= Data listing =
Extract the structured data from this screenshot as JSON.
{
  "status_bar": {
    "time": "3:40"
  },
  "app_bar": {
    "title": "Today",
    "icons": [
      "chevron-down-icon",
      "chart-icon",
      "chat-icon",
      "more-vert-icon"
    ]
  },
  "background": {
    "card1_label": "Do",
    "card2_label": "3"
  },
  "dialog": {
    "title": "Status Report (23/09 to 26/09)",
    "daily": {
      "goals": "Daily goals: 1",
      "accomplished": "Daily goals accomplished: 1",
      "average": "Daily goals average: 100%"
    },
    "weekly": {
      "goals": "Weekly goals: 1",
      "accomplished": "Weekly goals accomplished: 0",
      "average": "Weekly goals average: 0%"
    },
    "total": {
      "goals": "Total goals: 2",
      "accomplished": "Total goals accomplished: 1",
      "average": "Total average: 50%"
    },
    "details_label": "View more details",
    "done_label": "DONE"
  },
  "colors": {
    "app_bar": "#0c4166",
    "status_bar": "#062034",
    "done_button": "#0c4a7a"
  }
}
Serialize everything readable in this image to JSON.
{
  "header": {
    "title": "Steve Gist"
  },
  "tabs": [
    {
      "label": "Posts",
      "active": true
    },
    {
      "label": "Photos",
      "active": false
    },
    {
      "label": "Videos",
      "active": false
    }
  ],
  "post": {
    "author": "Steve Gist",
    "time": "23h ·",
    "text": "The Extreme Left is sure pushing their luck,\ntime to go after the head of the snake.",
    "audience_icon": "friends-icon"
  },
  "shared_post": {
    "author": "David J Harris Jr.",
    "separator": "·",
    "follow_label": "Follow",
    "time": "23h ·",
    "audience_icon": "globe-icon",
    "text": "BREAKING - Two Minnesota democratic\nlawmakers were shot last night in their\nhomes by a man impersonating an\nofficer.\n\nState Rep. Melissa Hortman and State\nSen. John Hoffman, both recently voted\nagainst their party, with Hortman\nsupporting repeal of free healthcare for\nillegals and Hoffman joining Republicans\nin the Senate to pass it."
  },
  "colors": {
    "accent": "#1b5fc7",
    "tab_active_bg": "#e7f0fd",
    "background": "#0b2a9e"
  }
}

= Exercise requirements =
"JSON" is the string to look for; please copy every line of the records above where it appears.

= Result of this exercise =
Extract the structured data from this screenshot as JSON.
Serialize everything readable in this image to JSON.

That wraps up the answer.